• ASSIGNED TASK:
Before writing out the records, remove the pictures; keep everything else exact.
==================================================
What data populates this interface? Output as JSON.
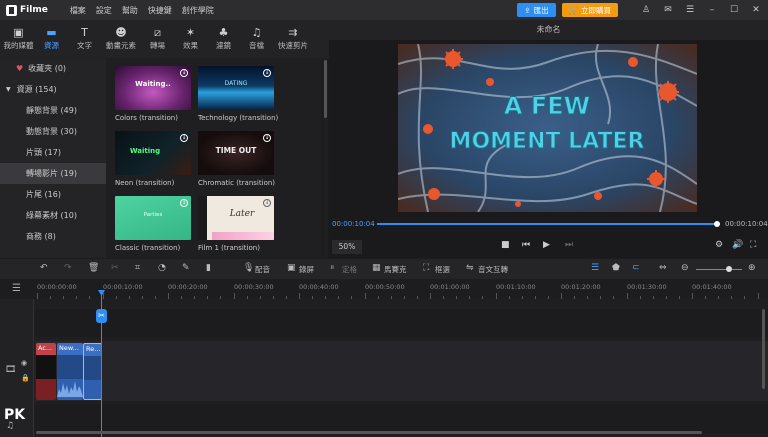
{
  "app": {
    "name": "Filme"
  },
  "menu": [
    "檔案",
    "設定",
    "幫助",
    "快捷鍵",
    "創作學院"
  ],
  "actions": {
    "export": "匯出",
    "buy": "立即購買"
  },
  "toolbar": [
    {
      "icon": "media-icon",
      "glyph": "▣",
      "label": "我的媒體"
    },
    {
      "icon": "resource-icon",
      "glyph": "▬",
      "label": "資源"
    },
    {
      "icon": "text-icon",
      "glyph": "T",
      "label": "文字"
    },
    {
      "icon": "animated-element-icon",
      "glyph": "☻",
      "label": "動畫元素"
    },
    {
      "icon": "transition-icon",
      "glyph": "⧄",
      "label": "轉場"
    },
    {
      "icon": "effects-icon",
      "glyph": "✶",
      "label": "效果"
    },
    {
      "icon": "filter-icon",
      "glyph": "♣",
      "label": "濾鏡"
    },
    {
      "icon": "music-icon",
      "glyph": "♫",
      "label": "音檔"
    },
    {
      "icon": "quick-edit-icon",
      "glyph": "⇉",
      "label": "快速剪片"
    }
  ],
  "sidebar": {
    "favorites": "收藏夾 (0)",
    "resources": "資源 (154)",
    "items": [
      {
        "label": "靜態背景 (49)"
      },
      {
        "label": "動態背景 (30)"
      },
      {
        "label": "片頭 (17)"
      },
      {
        "label": "轉場影片 (19)"
      },
      {
        "label": "片尾 (16)"
      },
      {
        "label": "綠幕素材 (10)"
      },
      {
        "label": "商務 (8)"
      }
    ]
  },
  "library": [
    {
      "label": "Colors (transition)",
      "thumb_text": "Waiting..",
      "bg": "#6a2470"
    },
    {
      "label": "Technology (transition)",
      "thumb_text": "DATING",
      "bg": "#0d3a63"
    },
    {
      "label": "Neon (transition)",
      "thumb_text": "Waiting",
      "bg": "#0c1418"
    },
    {
      "label": "Chromatic (transition)",
      "thumb_text": "TIME OUT",
      "bg": "#1e1414"
    },
    {
      "label": "Classic (transition)",
      "thumb_text": "Parties",
      "bg": "#3bbf8e"
    },
    {
      "label": "Film 1 (transition)",
      "thumb_text": "Later",
      "bg": "#e8e2d8"
    }
  ],
  "preview": {
    "title": "未命名",
    "frame_text_1": "A FEW",
    "frame_text_2": "MOMENT LATER",
    "time_current": "00:00:10:04",
    "time_total": "00:00:10:04",
    "progress": 1.0,
    "zoom": "50%"
  },
  "timeline_toolbar": {
    "voiceover": "配音",
    "record": "錄屏",
    "keyframe": "定格",
    "mosaic": "馬賽克",
    "frame": "框選",
    "tts": "音文互轉"
  },
  "ruler": [
    "00:00:00:00",
    "00:00:10:00",
    "00:00:20:00",
    "00:00:30:00",
    "00:00:40:00",
    "00:00:50:00",
    "00:01:00:00",
    "00:01:10:00",
    "00:01:20:00",
    "00:01:30:00",
    "00:01:40:00"
  ],
  "clips": [
    {
      "label": "Ac..."
    },
    {
      "label": "New..."
    },
    {
      "label": "Re..."
    }
  ],
  "watermark": "PK"
}
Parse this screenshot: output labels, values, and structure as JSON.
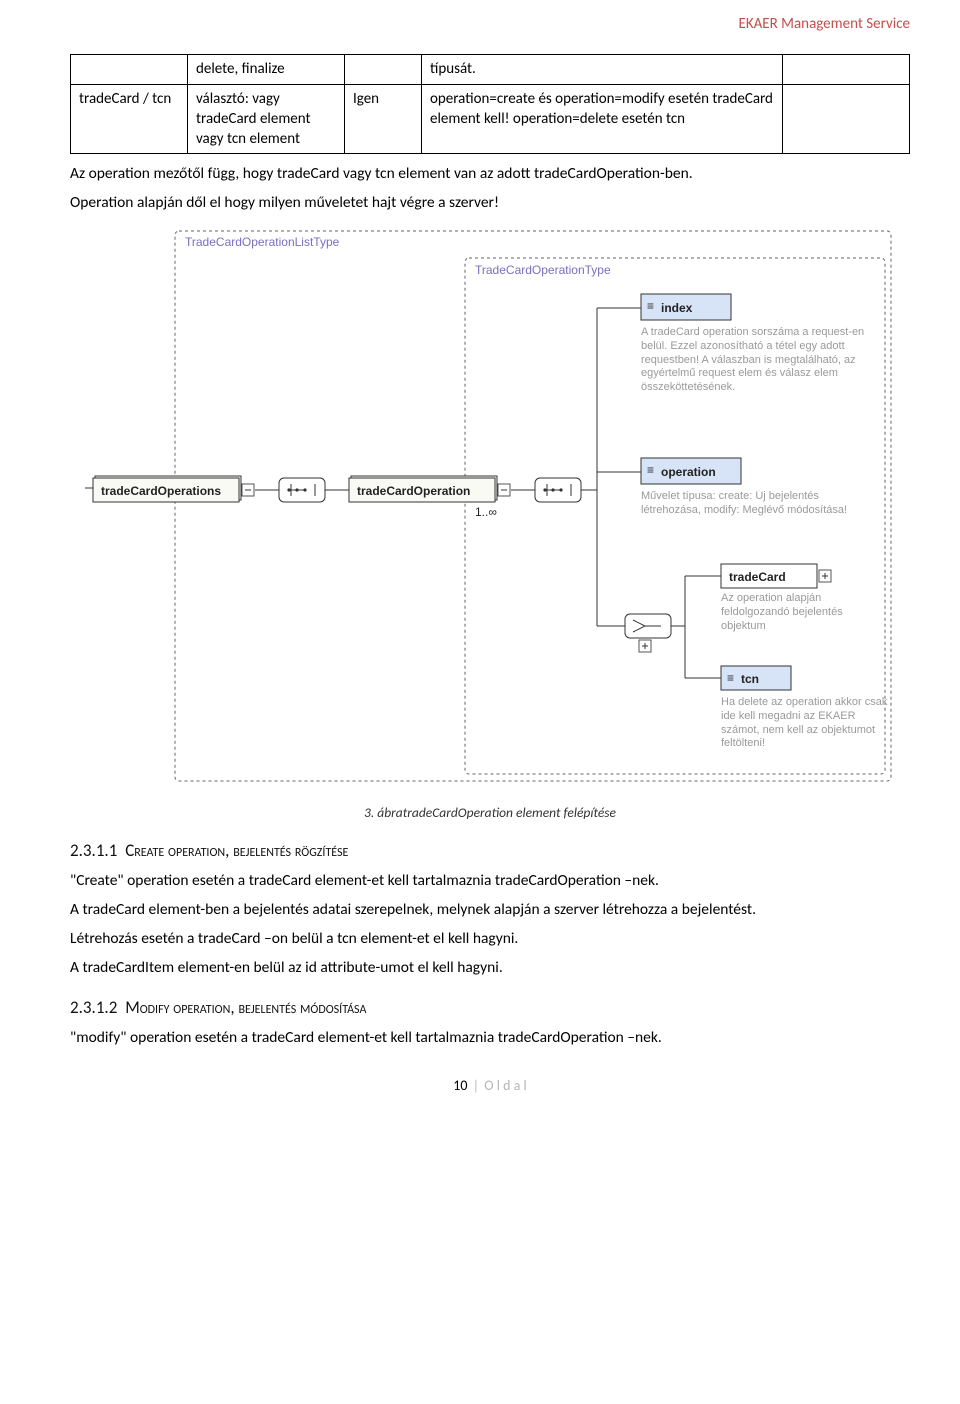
{
  "header": {
    "service": "EKAER Management Service"
  },
  "table": {
    "r0": {
      "c0": "",
      "c1": "delete, finalize",
      "c2": "",
      "c3": "típusát.",
      "c4": ""
    },
    "r1": {
      "c0": "tradeCard / tcn",
      "c1": "választó: vagy tradeCard element vagy tcn element",
      "c2": "Igen",
      "c3": "operation=create és operation=modify esetén tradeCard element kell! operation=delete esetén tcn",
      "c4": ""
    }
  },
  "para": {
    "p1": "Az operation mezőtől függ, hogy tradeCard vagy tcn element van az adott tradeCardOperation-ben.",
    "p2": "Operation alapján dől el hogy milyen műveletet hajt végre a szerver!",
    "caption": "3. ábratradeCardOperation element felépítése",
    "h1_num": "2.3.1.1",
    "h1_caps": "Create operation, bejelentés rögzítése",
    "p3": "\"Create\" operation esetén a tradeCard element-et kell tartalmaznia tradeCardOperation –nek.",
    "p4": "A tradeCard element-ben a bejelentés adatai szerepelnek, melynek alapján a szerver létrehozza a bejelentést.",
    "p5": "Létrehozás esetén a tradeCard –on belül a tcn element-et el kell hagyni.",
    "p6": "A tradeCardItem element-en belül az id attribute-umot el kell hagyni.",
    "h2_num": "2.3.1.2",
    "h2_caps": "Modify operation, bejelentés módosítása",
    "p7": "\"modify\" operation esetén a tradeCard element-et kell tartalmaznia tradeCardOperation –nek."
  },
  "diagram": {
    "outerLabel": "TradeCardOperationListType",
    "innerLabel": "TradeCardOperationType",
    "tco": "tradeCardOperations",
    "tc1": "tradeCardOperation",
    "mult": "1..∞",
    "idx": "index",
    "idx_desc": "A tradeCard operation sorszáma a request-en belül. Ezzel azonosítható a tétel egy adott requestben! A válaszban is megtalálható, az egyértelmű request elem és válasz elem összeköttetésének.",
    "op": "operation",
    "op_desc": "Művelet típusa: create: Új bejelentés létrehozása, modify: Meglévő módosítása!",
    "tcard": "tradeCard",
    "tcard_desc": "Az operation alapján feldolgozandó bejelentés objektum",
    "tcn": "tcn",
    "tcn_desc": "Ha delete az operation akkor csak ide kell megadni az EKAER számot, nem kell az objektumot feltölteni!"
  },
  "footer": {
    "page": "10",
    "sep": " | ",
    "label": "O l d a l"
  }
}
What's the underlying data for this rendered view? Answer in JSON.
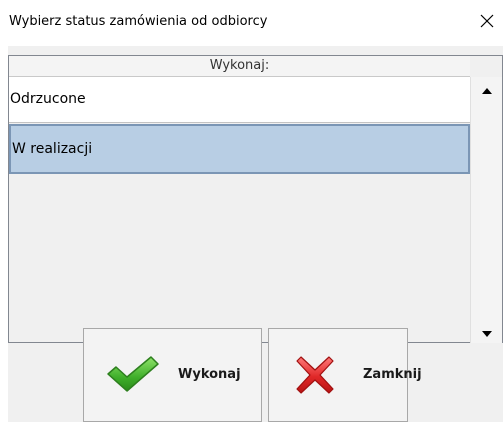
{
  "window": {
    "title": "Wybierz status zamówienia od odbiorcy",
    "close_glyph": "✕",
    "close_icon": "close-icon"
  },
  "list": {
    "header": "Wykonaj:",
    "items": [
      {
        "label": "Odrzucone",
        "selected": false
      },
      {
        "label": "W realizacji",
        "selected": true
      }
    ],
    "selection_color": "#b8cee4"
  },
  "scrollbar": {
    "up_icon": "arrow-up-icon",
    "down_icon": "arrow-down-icon"
  },
  "buttons": {
    "execute": {
      "label": "Wykonaj",
      "icon": "checkmark-icon",
      "color": "#3fae2a"
    },
    "close": {
      "label": "Zamknij",
      "icon": "red-x-icon",
      "color": "#e02828"
    }
  }
}
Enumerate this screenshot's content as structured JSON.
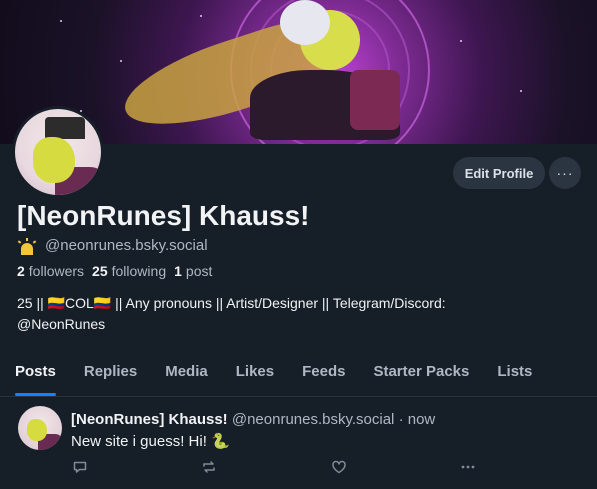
{
  "profile": {
    "display_name": "[NeonRunes] Khauss!",
    "handle": "@neonrunes.bsky.social",
    "followers_count": "2",
    "followers_label": "followers",
    "following_count": "25",
    "following_label": "following",
    "posts_count": "1",
    "posts_label": "post",
    "bio_line1": "25 || 🇨🇴COL🇨🇴 || Any pronouns || Artist/Designer || Telegram/Discord:",
    "bio_line2": "@NeonRunes",
    "handle_icon": "sunrise-icon"
  },
  "actions": {
    "edit_profile_label": "Edit Profile",
    "more_label": "···"
  },
  "tabs": [
    {
      "label": "Posts",
      "active": true
    },
    {
      "label": "Replies",
      "active": false
    },
    {
      "label": "Media",
      "active": false
    },
    {
      "label": "Likes",
      "active": false
    },
    {
      "label": "Feeds",
      "active": false
    },
    {
      "label": "Starter Packs",
      "active": false
    },
    {
      "label": "Lists",
      "active": false
    }
  ],
  "post": {
    "author_name": "[NeonRunes] Khauss!",
    "author_handle": "@neonrunes.bsky.social",
    "separator": "·",
    "timestamp": "now",
    "text": "New site i guess! Hi! 🐍",
    "actions": [
      "reply-icon",
      "repost-icon",
      "like-icon",
      "more-icon"
    ]
  },
  "colors": {
    "background": "#161e27",
    "accent": "#1083fe",
    "muted_text": "#aeb8c4",
    "button_bg": "#2b3542"
  }
}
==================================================
• FINISHED EXERCISE:
What data populates this interface? Output as JSON.
{
  "app": {
    "name": "Filme"
  },
  "menu": [
    "檔案",
    "設定",
    "幫助",
    "快捷鍵",
    "創作學院"
  ],
  "actions": {
    "export": "匯出",
    "buy": "立即購買"
  },
  "toolbar": [
    {
      "icon": "media-icon",
      "glyph": "▣",
      "label": "我的媒體"
    },
    {
      "icon": "resource-icon",
      "glyph": "▬",
      "label": "資源"
    },
    {
      "icon": "text-icon",
      "glyph": "T",
      "label": "文字"
    },
    {
      "icon": "animated-element-icon",
      "glyph": "☻",
      "label": "動畫元素"
    },
    {
      "icon": "transition-icon",
      "glyph": "⧄",
      "label": "轉場"
    },
    {
      "icon": "effects-icon",
      "glyph": "✶",
      "label": "效果"
    },
    {
      "icon": "filter-icon",
      "glyph": "♣",
      "label": "濾鏡"
    },
    {
      "icon": "music-icon",
      "glyph": "♫",
      "label": "音檔"
    },
    {
      "icon": "quick-edit-icon",
      "glyph": "⇉",
      "label": "快速剪片"
    }
  ],
  "sidebar": {
    "favorites": "收藏夾 (0)",
    "resources": "資源 (154)",
    "items": [
      {
        "label": "靜態背景 (49)"
      },
      {
        "label": "動態背景 (30)"
      },
      {
        "label": "片頭 (17)"
      },
      {
        "label": "轉場影片 (19)"
      },
      {
        "label": "片尾 (16)"
      },
      {
        "label": "綠幕素材 (10)"
      },
      {
        "label": "商務 (8)"
      }
    ]
  },
  "library": [
    {
      "label": "Colors (transition)",
      "thumb_text": "Waiting..",
      "bg": "#6a2470"
    },
    {
      "label": "Technology (transition)",
      "thumb_text": "DATING",
      "bg": "#0d3a63"
    },
    {
      "label": "Neon (transition)",
      "thumb_text": "Waiting",
      "bg": "#0c1418"
    },
    {
      "label": "Chromatic (transition)",
      "thumb_text": "TIME OUT",
      "bg": "#1e1414"
    },
    {
      "label": "Classic (transition)",
      "thumb_text": "Parties",
      "bg": "#3bbf8e"
    },
    {
      "label": "Film 1 (transition)",
      "thumb_text": "Later",
      "bg": "#e8e2d8"
    }
  ],
  "preview": {
    "title": "未命名",
    "frame_text_1": "A FEW",
    "frame_text_2": "MOMENT LATER",
    "time_current": "00:00:10:04",
    "time_total": "00:00:10:04",
    "progress": 1.0,
    "zoom": "50%"
  },
  "timeline_toolbar": {
    "voiceover": "配音",
    "record": "錄屏",
    "keyframe": "定格",
    "mosaic": "馬賽克",
    "frame": "框選",
    "tts": "音文互轉"
  },
  "ruler": [
    "00:00:00:00",
    "00:00:10:00",
    "00:00:20:00",
    "00:00:30:00",
    "00:00:40:00",
    "00:00:50:00",
    "00:01:00:00",
    "00:01:10:00",
    "00:01:20:00",
    "00:01:30:00",
    "00:01:40:00"
  ],
  "clips": [
    {
      "label": "Ac..."
    },
    {
      "label": "New..."
    },
    {
      "label": "Re..."
    }
  ],
  "watermark": "PK"
}
Parse this screenshot: output labels, values, and structure as JSON.
{
  "header": {
    "service": "EKAER Management Service"
  },
  "table": {
    "r0": {
      "c0": "",
      "c1": "delete, finalize",
      "c2": "",
      "c3": "típusát.",
      "c4": ""
    },
    "r1": {
      "c0": "tradeCard / tcn",
      "c1": "választó: vagy tradeCard element vagy tcn element",
      "c2": "Igen",
      "c3": "operation=create és operation=modify esetén tradeCard element kell! operation=delete esetén tcn",
      "c4": ""
    }
  },
  "para": {
    "p1": "Az operation mezőtől függ, hogy tradeCard vagy tcn element van az adott tradeCardOperation-ben.",
    "p2": "Operation alapján dől el hogy milyen műveletet hajt végre a szerver!",
    "caption": "3. ábratradeCardOperation element felépítése",
    "h1_num": "2.3.1.1",
    "h1_caps": "Create operation, bejelentés rögzítése",
    "p3": "\"Create\" operation esetén a tradeCard element-et kell tartalmaznia tradeCardOperation –nek.",
    "p4": "A tradeCard element-ben a bejelentés adatai szerepelnek, melynek alapján a szerver létrehozza a bejelentést.",
    "p5": "Létrehozás esetén a tradeCard –on belül a tcn element-et el kell hagyni.",
    "p6": "A tradeCardItem element-en belül az id attribute-umot el kell hagyni.",
    "h2_num": "2.3.1.2",
    "h2_caps": "Modify operation, bejelentés módosítása",
    "p7": "\"modify\" operation esetén a tradeCard element-et kell tartalmaznia tradeCardOperation –nek."
  },
  "diagram": {
    "outerLabel": "TradeCardOperationListType",
    "innerLabel": "TradeCardOperationType",
    "tco": "tradeCardOperations",
    "tc1": "tradeCardOperation",
    "mult": "1..∞",
    "idx": "index",
    "idx_desc": "A tradeCard operation sorszáma a request-en belül. Ezzel azonosítható a tétel egy adott requestben! A válaszban is megtalálható, az egyértelmű request elem és válasz elem összeköttetésének.",
    "op": "operation",
    "op_desc": "Művelet típusa: create: Új bejelentés létrehozása, modify: Meglévő módosítása!",
    "tcard": "tradeCard",
    "tcard_desc": "Az operation alapján feldolgozandó bejelentés objektum",
    "tcn": "tcn",
    "tcn_desc": "Ha delete az operation akkor csak ide kell megadni az EKAER számot, nem kell az objektumot feltölteni!"
  },
  "footer": {
    "page": "10",
    "sep": " | ",
    "label": "O l d a l"
  }
}
What's the underlying data for this rendered view? Answer in JSON.
{
  "window": {
    "title": "Wybierz status zamówienia od odbiorcy",
    "close_glyph": "✕",
    "close_icon": "close-icon"
  },
  "list": {
    "header": "Wykonaj:",
    "items": [
      {
        "label": "Odrzucone",
        "selected": false
      },
      {
        "label": "W realizacji",
        "selected": true
      }
    ],
    "selection_color": "#b8cee4"
  },
  "scrollbar": {
    "up_icon": "arrow-up-icon",
    "down_icon": "arrow-down-icon"
  },
  "buttons": {
    "execute": {
      "label": "Wykonaj",
      "icon": "checkmark-icon",
      "color": "#3fae2a"
    },
    "close": {
      "label": "Zamknij",
      "icon": "red-x-icon",
      "color": "#e02828"
    }
  }
}
Enumerate this screenshot's content as structured JSON.
{
  "profile": {
    "display_name": "[NeonRunes] Khauss!",
    "handle": "@neonrunes.bsky.social",
    "followers_count": "2",
    "followers_label": "followers",
    "following_count": "25",
    "following_label": "following",
    "posts_count": "1",
    "posts_label": "post",
    "bio_line1": "25 || 🇨🇴COL🇨🇴 || Any pronouns || Artist/Designer || Telegram/Discord:",
    "bio_line2": "@NeonRunes",
    "handle_icon": "sunrise-icon"
  },
  "actions": {
    "edit_profile_label": "Edit Profile",
    "more_label": "···"
  },
  "tabs": [
    {
      "label": "Posts",
      "active": true
    },
    {
      "label": "Replies",
      "active": false
    },
    {
      "label": "Media",
      "active": false
    },
    {
      "label": "Likes",
      "active": false
    },
    {
      "label": "Feeds",
      "active": false
    },
    {
      "label": "Starter Packs",
      "active": false
    },
    {
      "label": "Lists",
      "active": false
    }
  ],
  "post": {
    "author_name": "[NeonRunes] Khauss!",
    "author_handle": "@neonrunes.bsky.social",
    "separator": "·",
    "timestamp": "now",
    "text": "New site i guess! Hi! 🐍",
    "actions": [
      "reply-icon",
      "repost-icon",
      "like-icon",
      "more-icon"
    ]
  },
  "colors": {
    "background": "#161e27",
    "accent": "#1083fe",
    "muted_text": "#aeb8c4",
    "button_bg": "#2b3542"
  }
}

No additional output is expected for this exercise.